Cancer cells are an example of how cells can be exposed not only to (bio)chemical stimuli, but also to physical ones. On the one hand, there is the chemical composition of the tumor environment, including a complex cocktail of endogenous signaling molecules as well as xenobiotics (e.g. drugs). On top of this, there are the physical forces that arise as the tumor mass grows or during the metastatic process. Molecular mechanisms that enable cells to deal with both aspects are a central theme of our research. 

There's the question of how the two pilots work together and whether one pilot can take over if the other fails.

"To draw a simplified parallel with daily life, we could compare it to the work of two pilots, both can control an airplane, namely the cell. One pilot is the chemical stimulation, the other is the physical," says Giorgia Del Favero of the Institute of Food Chemistry and Toxicology. Beyond that, there's the question of how the two pilots work together and whether one pilot can take over if the other fails. In an interview, the toxicologist talks about her research and challenges.

What is behind your research focus on "biophysical toxicology"?

We now know that cells react to both chemical and physical stimulation and modulate in this way complex pathophysiological processes. On contact with chemicals, such as active or toxic substances, cells typically react according to the "dose-response principle", namely the higher the dose, the greater the effect. We take this classical toxicological principle and develop it further, considering physical cues that can potentially influence these responses. In addition, we want to clarify how chemical substances can influence cell motility, and we are looking for ways to integrate physiological forces in cell cultures.

Let us think to the intestine, where physical stimuli are particularly pronounced due to the necessary organ contraction that allows the passage of the food chyme. Here we have already shown that some food components or contaminants can alter the biomechanical response capacity of intestinal cells. On the other hand, we are now trying to understand how physical stimuli can possibly contribute to the physiological function of intestinal cells and thus influence the response to nutrients or food toxins.

In an FWF project, you are investigating the development of ovarian cancer cells. What role does movement play here?

In this project, we want to understand if physical stimuli could contribute to the development of particularly aggressive forms of cancer, namely in ovarian cancer. Therefore, our central hypothesis is that the aggressiveness of ovarian cancer can be traced back to the particular biophysical environment in the peritoneal cavity, which is characterized by high motility.
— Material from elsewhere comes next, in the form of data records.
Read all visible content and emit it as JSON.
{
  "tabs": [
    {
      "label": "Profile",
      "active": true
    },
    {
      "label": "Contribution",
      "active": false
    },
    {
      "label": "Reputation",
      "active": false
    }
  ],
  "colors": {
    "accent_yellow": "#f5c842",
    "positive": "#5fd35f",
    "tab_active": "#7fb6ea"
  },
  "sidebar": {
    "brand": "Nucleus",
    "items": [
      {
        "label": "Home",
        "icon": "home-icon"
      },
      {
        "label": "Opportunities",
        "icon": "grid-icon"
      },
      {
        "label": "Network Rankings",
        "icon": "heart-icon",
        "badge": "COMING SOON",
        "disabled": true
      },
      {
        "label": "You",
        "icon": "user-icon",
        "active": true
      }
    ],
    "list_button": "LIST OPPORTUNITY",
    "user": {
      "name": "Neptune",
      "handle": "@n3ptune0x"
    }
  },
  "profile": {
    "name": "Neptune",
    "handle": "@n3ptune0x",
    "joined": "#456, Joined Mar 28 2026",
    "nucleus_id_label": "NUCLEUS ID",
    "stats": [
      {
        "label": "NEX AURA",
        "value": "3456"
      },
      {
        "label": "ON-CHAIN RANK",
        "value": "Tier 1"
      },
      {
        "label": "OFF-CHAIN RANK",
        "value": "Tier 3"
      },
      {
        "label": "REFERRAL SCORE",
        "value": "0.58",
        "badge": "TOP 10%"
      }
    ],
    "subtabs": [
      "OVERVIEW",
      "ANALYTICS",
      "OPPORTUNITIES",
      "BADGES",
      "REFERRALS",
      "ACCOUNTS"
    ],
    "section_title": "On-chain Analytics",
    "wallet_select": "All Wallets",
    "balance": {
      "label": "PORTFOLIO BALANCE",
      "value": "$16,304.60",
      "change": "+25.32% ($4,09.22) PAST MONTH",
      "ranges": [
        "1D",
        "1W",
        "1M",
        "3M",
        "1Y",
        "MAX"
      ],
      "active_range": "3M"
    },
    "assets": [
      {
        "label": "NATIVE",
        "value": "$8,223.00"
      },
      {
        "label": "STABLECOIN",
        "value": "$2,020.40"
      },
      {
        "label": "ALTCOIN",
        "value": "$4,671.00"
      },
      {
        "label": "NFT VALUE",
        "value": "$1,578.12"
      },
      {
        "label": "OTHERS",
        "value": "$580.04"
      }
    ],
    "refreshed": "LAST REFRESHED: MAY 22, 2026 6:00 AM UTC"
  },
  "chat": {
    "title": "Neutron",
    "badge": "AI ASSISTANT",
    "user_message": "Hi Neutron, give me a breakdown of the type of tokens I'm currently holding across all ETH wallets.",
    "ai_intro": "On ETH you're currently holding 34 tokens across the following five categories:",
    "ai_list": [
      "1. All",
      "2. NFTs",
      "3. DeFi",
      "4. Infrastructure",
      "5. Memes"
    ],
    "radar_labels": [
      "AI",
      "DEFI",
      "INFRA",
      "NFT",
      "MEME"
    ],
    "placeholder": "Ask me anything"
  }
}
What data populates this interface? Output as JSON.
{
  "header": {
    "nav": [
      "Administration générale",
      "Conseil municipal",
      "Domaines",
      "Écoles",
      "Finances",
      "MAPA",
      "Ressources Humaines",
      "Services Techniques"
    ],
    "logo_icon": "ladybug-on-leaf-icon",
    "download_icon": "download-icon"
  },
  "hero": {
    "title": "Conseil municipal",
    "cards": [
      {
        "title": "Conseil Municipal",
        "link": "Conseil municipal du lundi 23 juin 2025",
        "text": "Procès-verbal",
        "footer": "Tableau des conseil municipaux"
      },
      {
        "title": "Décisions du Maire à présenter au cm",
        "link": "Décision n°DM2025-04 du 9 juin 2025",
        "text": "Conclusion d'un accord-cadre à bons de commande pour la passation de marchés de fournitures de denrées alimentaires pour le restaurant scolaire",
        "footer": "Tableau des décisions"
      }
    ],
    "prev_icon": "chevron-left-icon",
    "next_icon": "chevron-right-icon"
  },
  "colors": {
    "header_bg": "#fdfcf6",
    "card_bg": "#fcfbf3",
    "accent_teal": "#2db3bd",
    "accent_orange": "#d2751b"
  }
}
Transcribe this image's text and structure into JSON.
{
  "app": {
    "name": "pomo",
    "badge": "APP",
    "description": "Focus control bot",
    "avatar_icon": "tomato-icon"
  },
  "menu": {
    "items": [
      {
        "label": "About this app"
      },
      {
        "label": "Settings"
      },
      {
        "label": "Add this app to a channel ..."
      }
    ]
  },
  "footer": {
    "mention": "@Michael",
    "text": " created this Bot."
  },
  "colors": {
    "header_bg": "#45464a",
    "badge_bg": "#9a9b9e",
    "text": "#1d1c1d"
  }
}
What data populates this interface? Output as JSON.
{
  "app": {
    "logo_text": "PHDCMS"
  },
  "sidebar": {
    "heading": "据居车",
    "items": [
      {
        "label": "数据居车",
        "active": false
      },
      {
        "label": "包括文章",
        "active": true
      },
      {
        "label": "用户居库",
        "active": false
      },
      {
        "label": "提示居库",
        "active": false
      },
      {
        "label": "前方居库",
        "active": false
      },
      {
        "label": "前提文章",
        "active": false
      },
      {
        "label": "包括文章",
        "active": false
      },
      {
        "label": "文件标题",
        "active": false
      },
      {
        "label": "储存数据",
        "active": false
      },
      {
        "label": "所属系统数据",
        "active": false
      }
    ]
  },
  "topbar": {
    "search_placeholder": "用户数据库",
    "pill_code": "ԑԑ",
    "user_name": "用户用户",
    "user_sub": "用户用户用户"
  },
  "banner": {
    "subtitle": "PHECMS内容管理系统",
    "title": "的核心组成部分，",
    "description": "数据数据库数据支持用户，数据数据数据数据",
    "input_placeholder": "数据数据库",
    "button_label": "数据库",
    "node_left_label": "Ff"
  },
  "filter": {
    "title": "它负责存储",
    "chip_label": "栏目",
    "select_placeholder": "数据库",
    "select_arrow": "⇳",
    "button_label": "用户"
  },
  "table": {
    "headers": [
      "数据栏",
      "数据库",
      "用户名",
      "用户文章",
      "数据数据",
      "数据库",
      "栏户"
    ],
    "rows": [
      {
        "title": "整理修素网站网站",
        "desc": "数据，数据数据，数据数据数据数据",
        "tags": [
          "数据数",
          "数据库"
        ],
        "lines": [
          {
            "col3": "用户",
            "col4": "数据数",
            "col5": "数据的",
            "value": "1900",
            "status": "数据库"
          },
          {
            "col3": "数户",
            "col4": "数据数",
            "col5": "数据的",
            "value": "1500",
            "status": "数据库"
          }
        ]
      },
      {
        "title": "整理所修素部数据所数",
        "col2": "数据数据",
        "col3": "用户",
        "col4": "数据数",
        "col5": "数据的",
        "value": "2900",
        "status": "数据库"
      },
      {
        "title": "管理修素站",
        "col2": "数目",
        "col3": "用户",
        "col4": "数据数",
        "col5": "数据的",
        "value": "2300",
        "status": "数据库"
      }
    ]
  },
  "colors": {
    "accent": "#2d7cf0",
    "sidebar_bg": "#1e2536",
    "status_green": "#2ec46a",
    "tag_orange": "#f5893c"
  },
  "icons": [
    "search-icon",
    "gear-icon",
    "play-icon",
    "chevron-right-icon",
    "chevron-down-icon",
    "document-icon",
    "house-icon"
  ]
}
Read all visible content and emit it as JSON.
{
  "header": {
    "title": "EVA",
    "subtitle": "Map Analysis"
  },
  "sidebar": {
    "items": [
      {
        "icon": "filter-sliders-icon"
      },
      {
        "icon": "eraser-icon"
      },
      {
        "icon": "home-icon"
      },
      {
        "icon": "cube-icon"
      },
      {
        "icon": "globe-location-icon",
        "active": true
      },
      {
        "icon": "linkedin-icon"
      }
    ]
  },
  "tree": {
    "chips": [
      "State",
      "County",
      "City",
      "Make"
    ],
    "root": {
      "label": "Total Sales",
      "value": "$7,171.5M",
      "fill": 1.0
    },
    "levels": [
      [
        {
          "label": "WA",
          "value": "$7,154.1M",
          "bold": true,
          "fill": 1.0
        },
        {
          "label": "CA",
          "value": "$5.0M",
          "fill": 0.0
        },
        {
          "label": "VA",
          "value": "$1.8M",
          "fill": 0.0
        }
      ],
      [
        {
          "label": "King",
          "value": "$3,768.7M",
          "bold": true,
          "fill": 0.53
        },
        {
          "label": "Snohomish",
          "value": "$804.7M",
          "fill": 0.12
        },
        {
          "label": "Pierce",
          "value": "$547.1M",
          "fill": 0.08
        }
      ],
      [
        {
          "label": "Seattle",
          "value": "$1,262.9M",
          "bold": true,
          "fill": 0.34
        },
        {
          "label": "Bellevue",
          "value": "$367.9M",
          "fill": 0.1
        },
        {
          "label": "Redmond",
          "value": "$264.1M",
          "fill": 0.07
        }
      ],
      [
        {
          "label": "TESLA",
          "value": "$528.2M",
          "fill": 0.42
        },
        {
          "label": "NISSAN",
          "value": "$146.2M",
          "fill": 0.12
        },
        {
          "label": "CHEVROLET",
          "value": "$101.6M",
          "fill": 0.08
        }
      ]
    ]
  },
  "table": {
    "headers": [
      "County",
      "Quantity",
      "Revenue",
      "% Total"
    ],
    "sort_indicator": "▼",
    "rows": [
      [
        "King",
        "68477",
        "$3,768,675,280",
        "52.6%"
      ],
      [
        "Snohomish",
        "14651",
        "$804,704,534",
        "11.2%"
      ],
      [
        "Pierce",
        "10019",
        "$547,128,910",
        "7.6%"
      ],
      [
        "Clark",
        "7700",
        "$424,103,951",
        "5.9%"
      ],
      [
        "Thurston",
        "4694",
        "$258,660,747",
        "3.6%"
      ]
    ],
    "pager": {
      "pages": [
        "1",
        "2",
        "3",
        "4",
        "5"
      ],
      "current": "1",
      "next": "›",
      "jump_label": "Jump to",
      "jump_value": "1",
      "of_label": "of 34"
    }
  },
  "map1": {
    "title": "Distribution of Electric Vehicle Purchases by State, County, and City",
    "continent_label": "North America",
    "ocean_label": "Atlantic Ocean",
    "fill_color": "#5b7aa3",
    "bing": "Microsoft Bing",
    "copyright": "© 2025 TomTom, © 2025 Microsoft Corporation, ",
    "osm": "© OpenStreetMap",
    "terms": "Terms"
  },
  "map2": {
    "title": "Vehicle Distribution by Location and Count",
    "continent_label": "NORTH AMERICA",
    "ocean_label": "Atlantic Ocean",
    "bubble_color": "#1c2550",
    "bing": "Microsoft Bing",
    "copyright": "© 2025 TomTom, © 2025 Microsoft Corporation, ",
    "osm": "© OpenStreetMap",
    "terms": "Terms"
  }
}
We hope that our findings will ultimately favor the development of new therapeutic approaches and more efficient chemotherapy.

In toxicology today, one often speaks of a paradigm shift. In what way?

Many classical approaches in toxicology are based on animal experiments. Today, research moves toward alternative methods, e.g. in silico screenings or in vitro cell models, that should help to reduce or ideally completely replace animal-based tests. We are also committed to give our contribution here, supporting the development of new efficient approaches that can be used for toxicological evaluation, for instance with models that also include movement and cell motility as central factors. Obviously, the quality and predictive power of the data should always stay in the foreground and the ultimate goal here is to generate highly predictive data for human toxicology.  

What is a central message that you pass on to students in your teaching?

Not for everybody is immediately clear what toxicology has to do with chemistry. However, it is enough to think to the topic of risk assessment of chemicals and the connection becomes straightforward. In fact, risk assessment including toxicological analyses is a fundament for the EU chemicals regulation REACH. Chemistry and toxicology are complementary tools to define the handling of known chemicals as well as for the characterization of newly developed substances. Thus, in the new course on chemical law and safety in the master's program in chemistry, I try to introduce these concepts to our students.

In addition, toxicology can help answer many different questions, e.g., related to food safety, research on nanomaterials, environmental protection, or drug development. These topics are of central importance to me in both research and teaching.

Ass.-Prof. Giorgia Del Favero leads the group "Biophysical Toxicology" at the Institute of Food Chemistry and Toxicology and has already been head of the Core Facility Multimodal Imaging since 2019. Since July 2022, she is also a tenure track professor for "Toxicology". In her research, she investigates chemical-physical factors that contribute to cellular pathophysiological adaptation (e.g. in intestinal, bladder or ovarian cancer cells).

Giorgia Del Favero was appointed to the tenure-track professorship "Toxicology" in 2022 (© Giorgia Del Favero)